  5. Keep a journal. However you want to do it. As deep you would like. Writing heals. Writing helps to organize thoughts, emotions and feelings Writing helps to make decisions and learn. Writing helps to remember without the pain.
  6. Find a nutritionist or a professional in trophology to help you make changes in the way you eat. This is key. A good example to this type of help is the Gerson Institute www.gersontherapy.org They have a totally natural therapy model that allows your body to activate the ability to cure itself, based on a mainly vegan diet, with juices, enemas and supplements.
  7. Find a Holistic/Naturopathic professional to advise you on alternative health or complementary practices. I mention only a few here: integration of supplements, vitamins, enzymes, minerals, acupuncture, hydrotherapies of the colon and enemas, juice therapy, detoxifications, salt baths, essential oils, kinesiology applied, biomagnetism,  healing massages, among others.
  8. Walk or exercise. My recommendation is “Don’t stop moving.” Of course, as long as your doctor authorizes it, and your body allows it. Even if it is walking for only 10 minutes, this will help you reduce stress, oxygenate and strengthen your immune system.

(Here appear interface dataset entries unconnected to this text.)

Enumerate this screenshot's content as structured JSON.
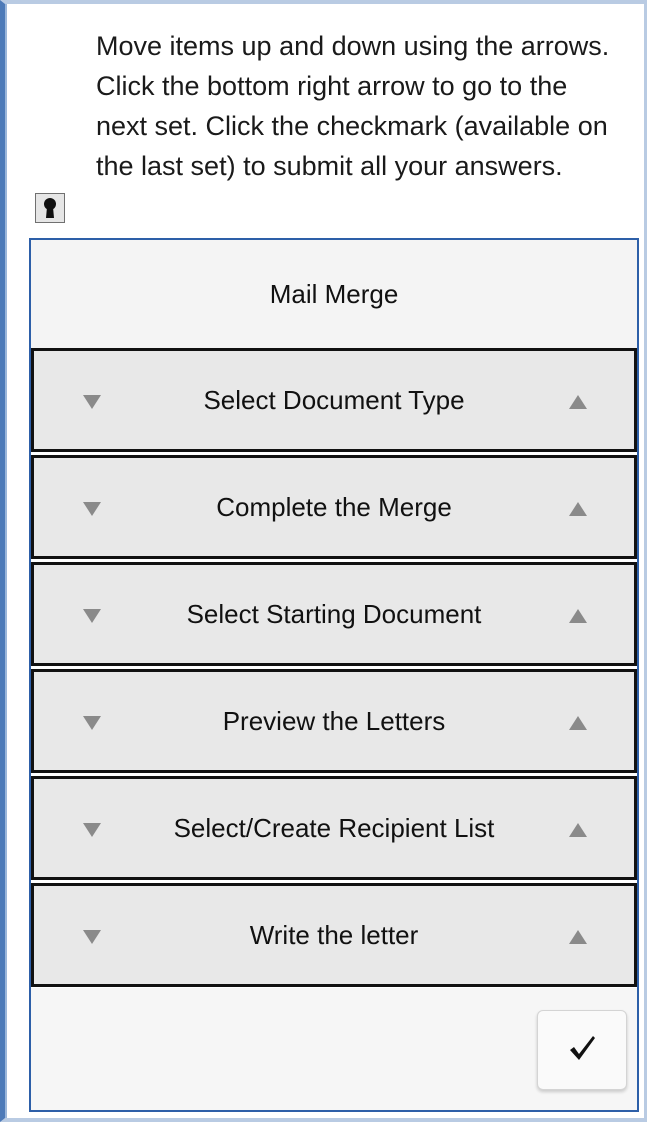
{
  "instructions": "Move items up and down using the arrows. Click the bottom right arrow to go to the next set. Click the checkmark (available on the last set) to submit all your answers.",
  "icons": {
    "lock": "keyhole-lock-icon",
    "move_down": "triangle-down-icon",
    "move_up": "triangle-up-icon",
    "submit": "checkmark-icon"
  },
  "panel": {
    "title": "Mail Merge",
    "items": [
      {
        "label": "Select Document Type"
      },
      {
        "label": "Complete the Merge"
      },
      {
        "label": "Select Starting Document"
      },
      {
        "label": "Preview the Letters"
      },
      {
        "label": "Select/Create Recipient List"
      },
      {
        "label": "Write the letter"
      }
    ]
  },
  "colors": {
    "frame_accent": "#4d7ab8",
    "panel_border": "#2d5fa8",
    "item_background": "#e8e8e8",
    "arrow": "#8a8a8a"
  }
}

  9. Stress Management: go to a professional or find support with friends who can help you with some simple practices to relieve stress caused by treatment, information, etc. Exercise helps. Deep and slow breathing helps too. Meditation and prayer are also good practices to manage stress.
  10. Spiritual Direction. Whichever religion you profess or practice, spirituality is an important dimension from which to view this trial of health. Studies show that prayer and meditation help the brain to activate mechanisms to help heal and strengthen your body. Search for a Spiritual Director to accompany and strengthen you. During these difficult times, the supernatural help and graces received are beautiful gifts.

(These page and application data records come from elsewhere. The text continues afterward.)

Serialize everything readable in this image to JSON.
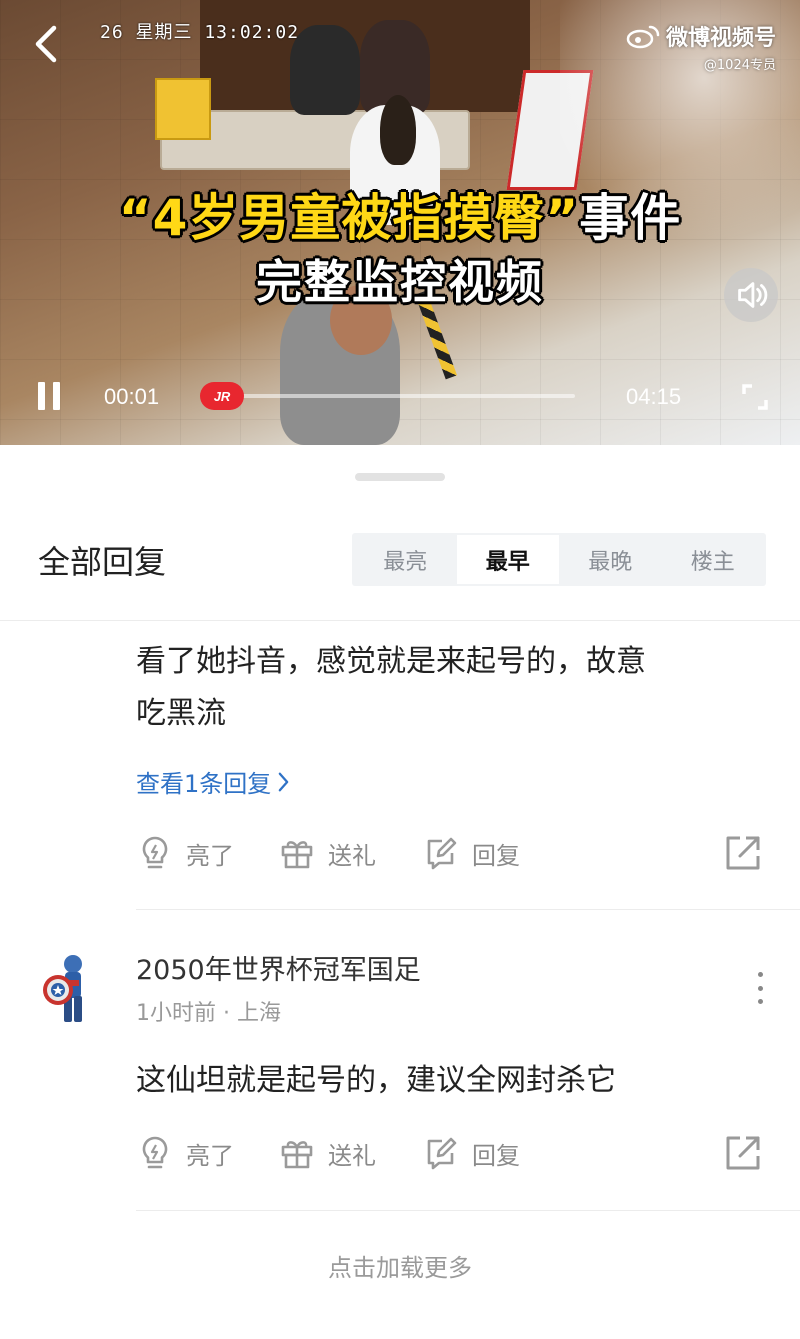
{
  "video": {
    "timestamp": "26 星期三 13:02:02",
    "watermark_title": "微博视频号",
    "watermark_handle": "@1024专员",
    "headline_line1_quote_open": "“",
    "headline_line1_main": "4岁男童被指摸臀",
    "headline_line1_quote_close": "”",
    "headline_line1_tail": "事件",
    "headline_line2": "完整监控视频",
    "current_time": "00:01",
    "total_time": "04:15",
    "progress_fraction": 0.004,
    "thumb_label": "JR",
    "accent_color": "#e8272f"
  },
  "replies": {
    "title": "全部回复",
    "sort_tabs": [
      "最亮",
      "最早",
      "最晚",
      "楼主"
    ],
    "active_tab": "最早"
  },
  "comments": [
    {
      "text_line1": "看了她抖音，感觉就是来起号的，故意",
      "text_line2": "吃黑流",
      "view_replies": "查看1条回复",
      "actions": {
        "like": "亮了",
        "gift": "送礼",
        "reply": "回复"
      }
    },
    {
      "username": "2050年世界杯冠军国足",
      "time": "1小时前",
      "separator": "·",
      "location": "上海",
      "text_line1": "这仙坦就是起号的，建议全网封杀它",
      "actions": {
        "like": "亮了",
        "gift": "送礼",
        "reply": "回复"
      }
    }
  ],
  "load_more": "点击加载更多",
  "icons": [
    "back-icon",
    "weibo-logo-icon",
    "volume-icon",
    "pause-icon",
    "fullscreen-icon",
    "lightbulb-icon",
    "gift-icon",
    "edit-icon",
    "share-icon",
    "chevron-right-icon",
    "more-vertical-icon"
  ]
}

  11. Organization without being a control freak. Define simple parameters of how you want your house and family life to be organized in the next few months. Communicate them clearly.
  12. Be practical. You house might not be spotless, however, it is important that these details don’t generate extra stress. Communicate which things you want to continue doing and which ones you want to delegate.

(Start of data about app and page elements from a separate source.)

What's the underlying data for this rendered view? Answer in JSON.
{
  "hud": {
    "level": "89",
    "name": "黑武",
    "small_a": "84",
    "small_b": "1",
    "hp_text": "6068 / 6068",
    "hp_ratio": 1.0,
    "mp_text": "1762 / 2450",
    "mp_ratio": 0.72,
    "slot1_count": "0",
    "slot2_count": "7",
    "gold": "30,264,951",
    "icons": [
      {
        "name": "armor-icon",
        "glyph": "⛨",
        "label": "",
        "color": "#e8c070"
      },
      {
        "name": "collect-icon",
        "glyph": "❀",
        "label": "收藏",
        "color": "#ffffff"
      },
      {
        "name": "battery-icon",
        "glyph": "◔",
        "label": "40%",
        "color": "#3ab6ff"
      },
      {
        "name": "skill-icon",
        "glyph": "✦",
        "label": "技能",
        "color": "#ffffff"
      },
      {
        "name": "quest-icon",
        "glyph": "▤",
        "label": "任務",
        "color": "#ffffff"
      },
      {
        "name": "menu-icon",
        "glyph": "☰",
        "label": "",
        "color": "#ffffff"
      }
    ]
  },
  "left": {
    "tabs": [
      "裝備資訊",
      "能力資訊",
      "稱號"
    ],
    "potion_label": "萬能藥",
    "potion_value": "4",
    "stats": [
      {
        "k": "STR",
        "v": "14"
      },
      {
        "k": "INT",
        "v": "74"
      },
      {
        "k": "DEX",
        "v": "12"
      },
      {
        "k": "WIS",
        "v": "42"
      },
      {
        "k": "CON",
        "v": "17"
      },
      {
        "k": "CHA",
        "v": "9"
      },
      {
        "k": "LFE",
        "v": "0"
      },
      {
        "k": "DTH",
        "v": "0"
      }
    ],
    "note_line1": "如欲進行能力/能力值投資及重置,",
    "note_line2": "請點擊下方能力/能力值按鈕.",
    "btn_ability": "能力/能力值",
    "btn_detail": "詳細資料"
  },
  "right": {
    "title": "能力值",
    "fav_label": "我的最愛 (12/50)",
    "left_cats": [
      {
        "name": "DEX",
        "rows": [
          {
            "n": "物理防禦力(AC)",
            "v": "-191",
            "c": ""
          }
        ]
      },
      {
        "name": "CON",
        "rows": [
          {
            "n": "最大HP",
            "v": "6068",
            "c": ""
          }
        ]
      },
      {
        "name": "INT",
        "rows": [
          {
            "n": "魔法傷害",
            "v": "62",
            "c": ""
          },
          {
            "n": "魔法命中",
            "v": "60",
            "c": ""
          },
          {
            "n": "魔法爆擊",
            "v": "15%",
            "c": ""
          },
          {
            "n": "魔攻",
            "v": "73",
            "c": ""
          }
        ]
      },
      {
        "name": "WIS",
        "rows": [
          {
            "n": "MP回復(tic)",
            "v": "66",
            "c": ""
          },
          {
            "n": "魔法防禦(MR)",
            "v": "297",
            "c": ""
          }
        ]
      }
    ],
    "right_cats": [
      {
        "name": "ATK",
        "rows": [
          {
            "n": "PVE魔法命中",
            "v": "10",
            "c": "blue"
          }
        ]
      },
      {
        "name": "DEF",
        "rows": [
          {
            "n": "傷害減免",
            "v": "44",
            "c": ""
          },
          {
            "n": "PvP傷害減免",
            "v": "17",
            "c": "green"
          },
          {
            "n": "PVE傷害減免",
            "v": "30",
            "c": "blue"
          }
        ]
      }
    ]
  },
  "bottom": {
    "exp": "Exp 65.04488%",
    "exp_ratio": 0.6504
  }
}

  13. Ask for help. Accept the help. Forget about being bashful. It’s no use. I’m sure that there will be many that will like to help. For you, it will mean a lot as well as for them too.
  14. In the next few months, choose things that make you feel pampered. Comfortable clothes and shoes that you like, a blanket or shawl, favorite books or movies, delicious teas, a massage. A gift for yourself. What more? I must confess that I gave myself a present after each chemo. LOL! After my first round of chemo, I remember I bought my new, all natural and organic make up kit. 
  15. Do not keep a record of unpleasant symptoms. Yes, you will have to tell them to the doctor. Yet, don’t keep a binnacle of them. It is better to focus on the achievements you will soon be making. I remember that a couple of days before my second appointment with my oncologist I proudly presented a colorful graph with bars and percentages of the “new symptoms” caused by the new medications: cough, bumps on the skin, nausea, dizziness, thrush, etc. According to me, everything was under control and on a graph, to know when it had started and finished. This time I got a good reprimand! I can laugh now, nonetheless, that day, it was very hard for me to understand. “Focus on the positive things you are achieving, and let us fix those unpleasant symptoms;” was my doctor’s answer.

From the bottom of my heart, I would like NO ONE, ever to receive a positive diagnosis of cancer or any other serious illness. If you do, I accompany you from the bottom of my heart. You can COUNT on us! The worse trials prepare the best supervivors. You are already one of them!